On the margins of the meeting, the Secretary-General met with President Karzai, as well as many of the senior officials gathered for the Conference, to discuss international support for Afghanistan. In his bilateral meetings, he also discussed a range of regional concerns and other issues, including the situations in Iran, the Middle East and Kyrgyzstan.
Those bilateral meetings included those with Iranian Foreign Minister Manouchehr Mottaki; United Kingdom Foreign Secretary William Hague; North Atlantic Treaty Organization (NATO) Secretary-General Anders Fogh Rasmussen; German Foreign Minister Guido Westerwelle; European Union High Representative Catherine Ashton; Australian Foreign Minister Stephen Smith; and Kazakh Foreign Minister Kanat Saudabayev.
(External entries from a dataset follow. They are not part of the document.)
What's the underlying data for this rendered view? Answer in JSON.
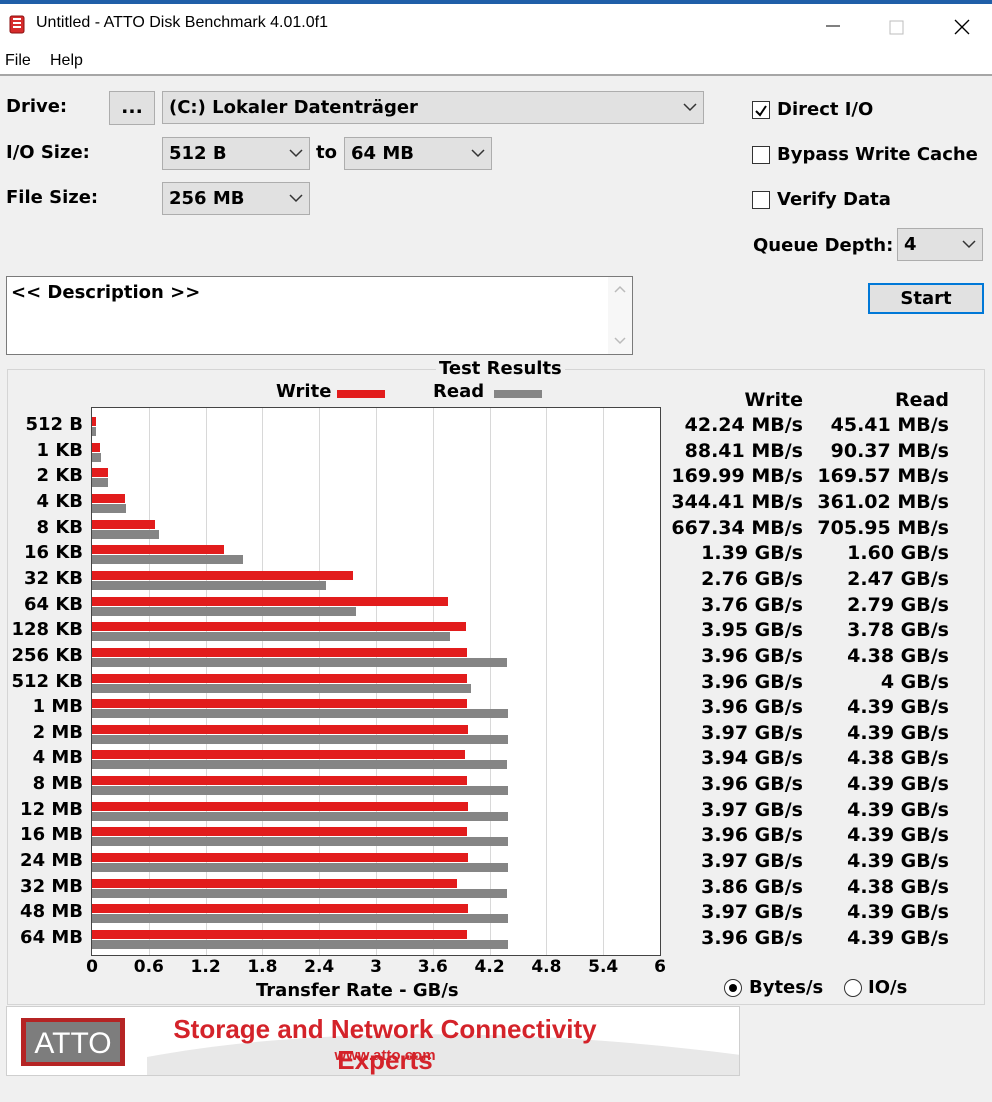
{
  "window": {
    "title": "Untitled - ATTO Disk Benchmark 4.01.0f1"
  },
  "menu": [
    "File",
    "Help"
  ],
  "form": {
    "drive_label": "Drive:",
    "browse_label": "...",
    "drive_value": "(C:) Lokaler Datenträger",
    "io_size_label": "I/O Size:",
    "io_from": "512 B",
    "to_label": "to",
    "io_to": "64 MB",
    "file_size_label": "File Size:",
    "file_size": "256 MB",
    "direct_io_label": "Direct I/O",
    "direct_io_checked": true,
    "bypass_label": "Bypass Write Cache",
    "bypass_checked": false,
    "verify_label": "Verify Data",
    "verify_checked": false,
    "queue_depth_label": "Queue Depth:",
    "queue_depth": "4",
    "start_label": "Start",
    "description": "<< Description >>"
  },
  "results": {
    "title": "Test Results",
    "write_header": "Write",
    "read_header": "Read",
    "units_bytes": "Bytes/s",
    "units_io": "IO/s",
    "units_selected": "bytes",
    "rows": [
      {
        "size": "512 B",
        "write": "42.24 MB/s",
        "read": "45.41 MB/s"
      },
      {
        "size": "1 KB",
        "write": "88.41 MB/s",
        "read": "90.37 MB/s"
      },
      {
        "size": "2 KB",
        "write": "169.99 MB/s",
        "read": "169.57 MB/s"
      },
      {
        "size": "4 KB",
        "write": "344.41 MB/s",
        "read": "361.02 MB/s"
      },
      {
        "size": "8 KB",
        "write": "667.34 MB/s",
        "read": "705.95 MB/s"
      },
      {
        "size": "16 KB",
        "write": "1.39 GB/s",
        "read": "1.60 GB/s"
      },
      {
        "size": "32 KB",
        "write": "2.76 GB/s",
        "read": "2.47 GB/s"
      },
      {
        "size": "64 KB",
        "write": "3.76 GB/s",
        "read": "2.79 GB/s"
      },
      {
        "size": "128 KB",
        "write": "3.95 GB/s",
        "read": "3.78 GB/s"
      },
      {
        "size": "256 KB",
        "write": "3.96 GB/s",
        "read": "4.38 GB/s"
      },
      {
        "size": "512 KB",
        "write": "3.96 GB/s",
        "read": "4 GB/s"
      },
      {
        "size": "1 MB",
        "write": "3.96 GB/s",
        "read": "4.39 GB/s"
      },
      {
        "size": "2 MB",
        "write": "3.97 GB/s",
        "read": "4.39 GB/s"
      },
      {
        "size": "4 MB",
        "write": "3.94 GB/s",
        "read": "4.38 GB/s"
      },
      {
        "size": "8 MB",
        "write": "3.96 GB/s",
        "read": "4.39 GB/s"
      },
      {
        "size": "12 MB",
        "write": "3.97 GB/s",
        "read": "4.39 GB/s"
      },
      {
        "size": "16 MB",
        "write": "3.96 GB/s",
        "read": "4.39 GB/s"
      },
      {
        "size": "24 MB",
        "write": "3.97 GB/s",
        "read": "4.39 GB/s"
      },
      {
        "size": "32 MB",
        "write": "3.86 GB/s",
        "read": "4.38 GB/s"
      },
      {
        "size": "48 MB",
        "write": "3.97 GB/s",
        "read": "4.39 GB/s"
      },
      {
        "size": "64 MB",
        "write": "3.96 GB/s",
        "read": "4.39 GB/s"
      }
    ]
  },
  "chart_data": {
    "type": "bar",
    "orientation": "horizontal",
    "categories": [
      "512 B",
      "1 KB",
      "2 KB",
      "4 KB",
      "8 KB",
      "16 KB",
      "32 KB",
      "64 KB",
      "128 KB",
      "256 KB",
      "512 KB",
      "1 MB",
      "2 MB",
      "4 MB",
      "8 MB",
      "12 MB",
      "16 MB",
      "24 MB",
      "32 MB",
      "48 MB",
      "64 MB"
    ],
    "series": [
      {
        "name": "Write",
        "color": "#e21c1c",
        "values": [
          0.04224,
          0.08841,
          0.16999,
          0.34441,
          0.66734,
          1.39,
          2.76,
          3.76,
          3.95,
          3.96,
          3.96,
          3.96,
          3.97,
          3.94,
          3.96,
          3.97,
          3.96,
          3.97,
          3.86,
          3.97,
          3.96
        ]
      },
      {
        "name": "Read",
        "color": "#858585",
        "values": [
          0.04541,
          0.09037,
          0.16957,
          0.36102,
          0.70595,
          1.6,
          2.47,
          2.79,
          3.78,
          4.38,
          4.0,
          4.39,
          4.39,
          4.38,
          4.39,
          4.39,
          4.39,
          4.39,
          4.38,
          4.39,
          4.39
        ]
      }
    ],
    "xlabel": "Transfer Rate - GB/s",
    "xlim": [
      0,
      6
    ],
    "xticks": [
      "0",
      "0.6",
      "1.2",
      "1.8",
      "2.4",
      "3",
      "3.6",
      "4.2",
      "4.8",
      "5.4",
      "6"
    ],
    "grid": true,
    "legend": "top"
  },
  "banner": {
    "logo": "ATTO",
    "slogan": "Storage and Network Connectivity Experts",
    "url": "www.atto.com"
  }
}
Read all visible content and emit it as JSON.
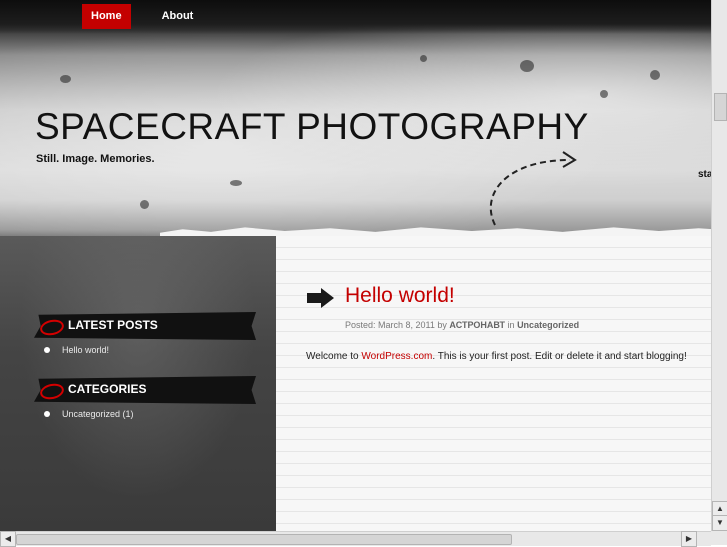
{
  "nav": {
    "items": [
      {
        "label": "Home"
      },
      {
        "label": "About"
      }
    ]
  },
  "header": {
    "title": "SPACECRAFT PHOTOGRAPHY",
    "tagline": "Still. Image. Memories.",
    "stray_text": "sta"
  },
  "sidebar": {
    "latest_posts": {
      "heading": "LATEST POSTS",
      "items": [
        "Hello world!"
      ]
    },
    "categories": {
      "heading": "CATEGORIES",
      "items": [
        "Uncategorized (1)"
      ]
    }
  },
  "post": {
    "title": "Hello world!",
    "meta_prefix": "Posted: March 8, 2011 by",
    "author": "АСТРОНАВТ",
    "meta_in": "in",
    "category": "Uncategorized",
    "body_before": "Welcome to",
    "body_link": "WordPress.com",
    "body_after": ". This is your first post. Edit or delete it and start blogging!"
  },
  "colors": {
    "accent": "#c40000"
  }
}
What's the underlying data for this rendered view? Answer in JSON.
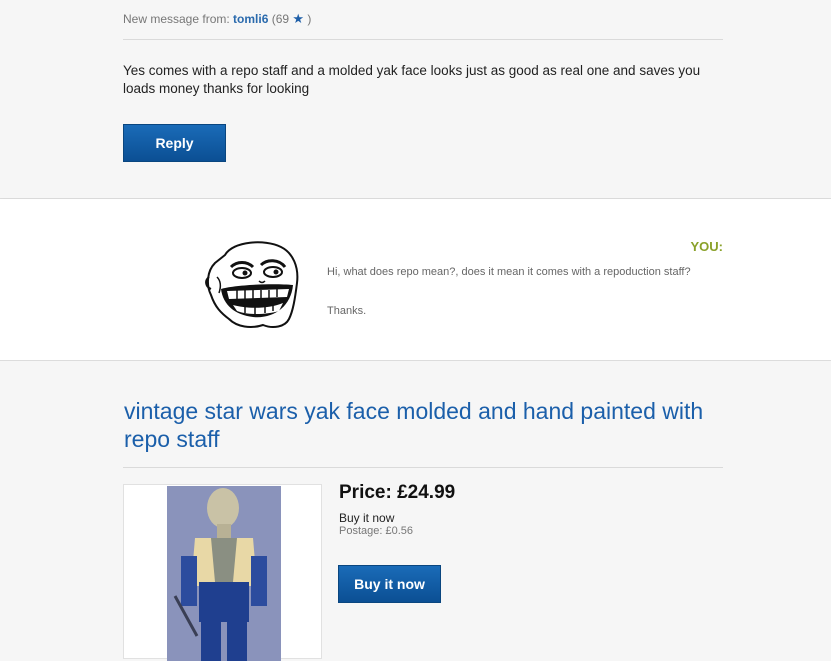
{
  "message": {
    "from_prefix": "New message from:",
    "sender": "tomli6",
    "feedback_open": "(69",
    "feedback_close": ")",
    "star_icon": "star-icon",
    "body": "Yes comes with a repo staff and a molded yak face looks just as good as real one and saves you loads money thanks for looking",
    "reply_label": "Reply"
  },
  "my_message": {
    "you_label": "YOU:",
    "text": "Hi, what does repo mean?, does it mean it comes with a repoduction staff?",
    "thanks": "Thanks."
  },
  "item": {
    "title": "vintage star wars yak face molded and hand painted with repo staff",
    "price": "Price: £24.99",
    "buy_type": "Buy it now",
    "postage": "Postage: £0.56",
    "buy_label": "Buy it now"
  },
  "colors": {
    "link_blue": "#1b5faa",
    "button_blue": "#0b5aa5",
    "you_green": "#8aa12a"
  }
}
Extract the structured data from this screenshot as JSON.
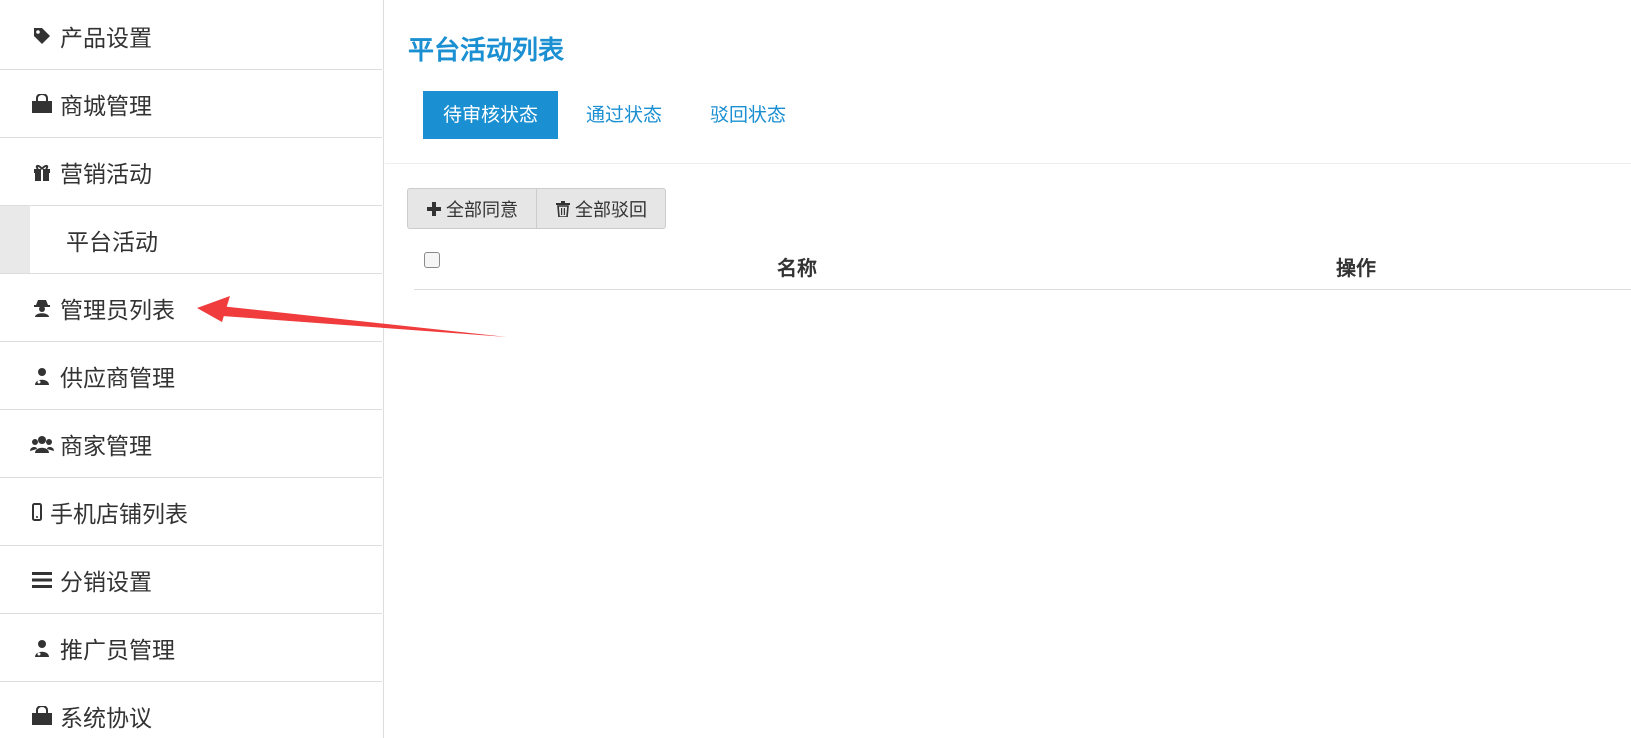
{
  "sidebar": {
    "items": [
      {
        "label": "产品设置",
        "icon": "tag-icon"
      },
      {
        "label": "商城管理",
        "icon": "shopping-bag-icon"
      },
      {
        "label": "营销活动",
        "icon": "gift-icon"
      },
      {
        "label": "平台活动",
        "icon": ""
      },
      {
        "label": "管理员列表",
        "icon": "user-secret-icon"
      },
      {
        "label": "供应商管理",
        "icon": "user-md-icon"
      },
      {
        "label": "商家管理",
        "icon": "users-icon"
      },
      {
        "label": "手机店铺列表",
        "icon": "mobile-icon"
      },
      {
        "label": "分销设置",
        "icon": "bars-icon"
      },
      {
        "label": "推广员管理",
        "icon": "user-md-icon"
      },
      {
        "label": "系统协议",
        "icon": "shopping-bag-icon"
      }
    ]
  },
  "main": {
    "title": "平台活动列表",
    "tabs": [
      {
        "label": "待审核状态",
        "active": true
      },
      {
        "label": "通过状态",
        "active": false
      },
      {
        "label": "驳回状态",
        "active": false
      }
    ],
    "actions": {
      "approve_all": "全部同意",
      "reject_all": "全部驳回"
    },
    "table": {
      "columns": [
        "名称",
        "操作"
      ]
    }
  },
  "colors": {
    "accent": "#1a8fd1",
    "annotation_arrow": "#f03c3c"
  }
}
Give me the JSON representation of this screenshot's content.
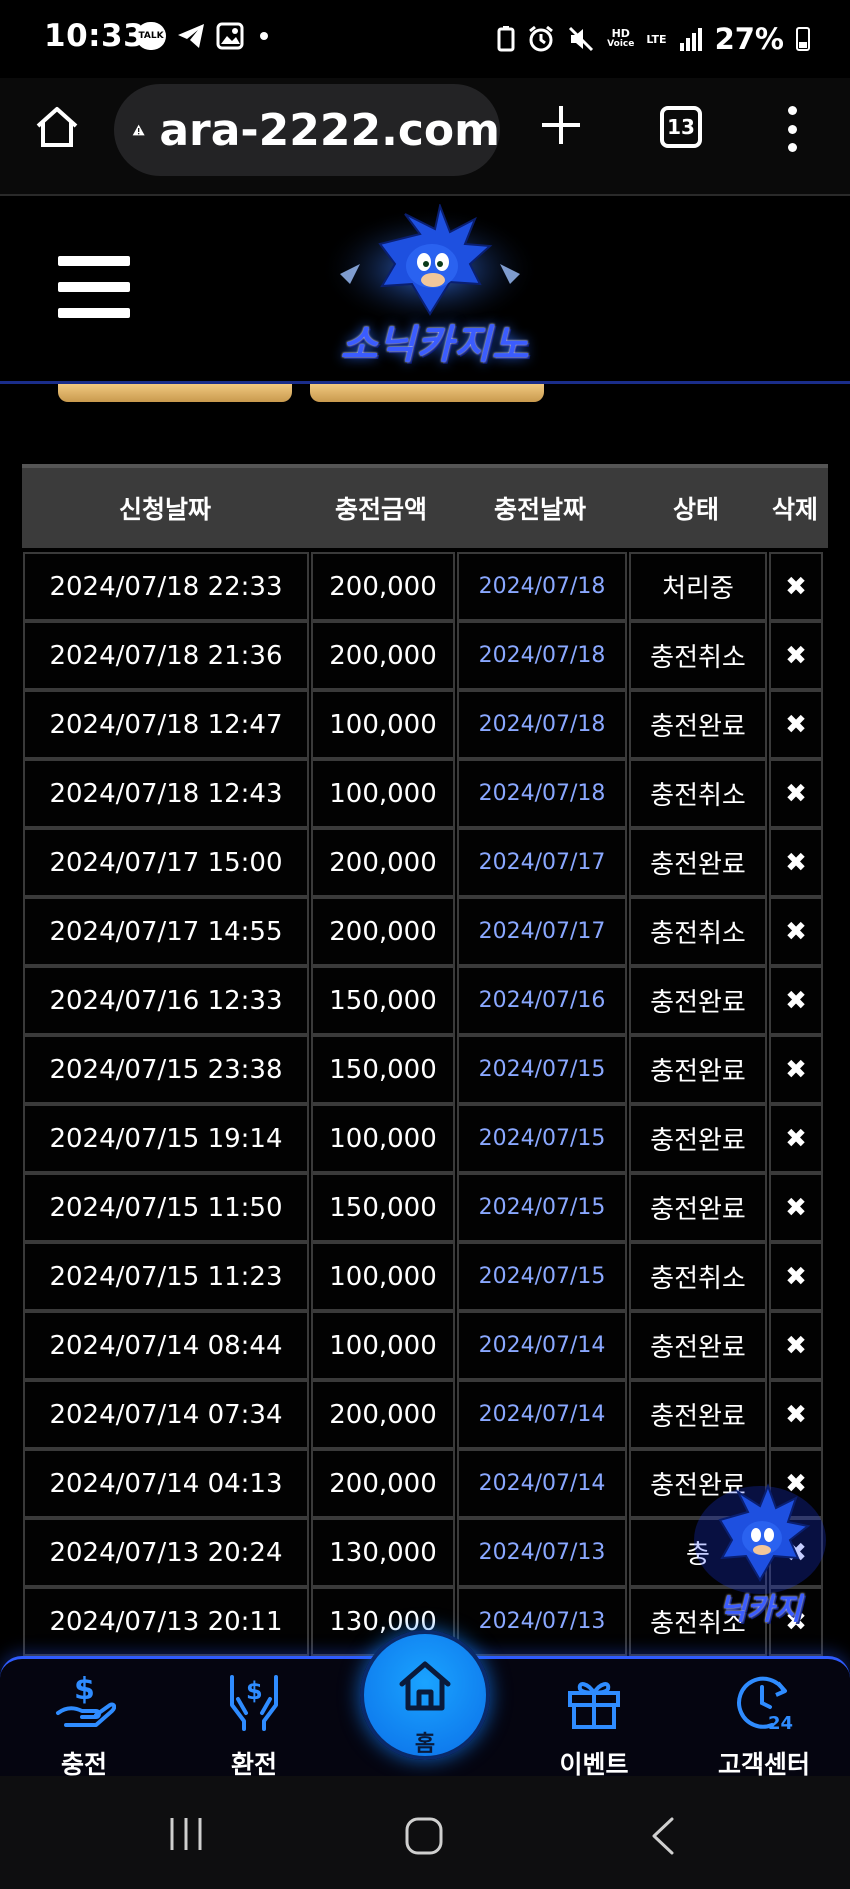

Before departing Kabul, the Secretary-General held a joint press conference with the Afghan President, in which he said, “With the steps taken today, Afghans have a better chance to gain a more secure foothold on that path. With them in the lead, and with the right support from the international community, I am convinced we can succeed.”
He departed Kabul on Tuesday evening, and travelled back to New York. While in transit, he visited Abu Dhabi, where he attended a dinner on Tuesday night, which was hosted by the Foreign Minister of the United Arab Emirates, Sheikh Abdullah Bin Zayed Al Nahyan. He returned to New York the following day, on 21 July.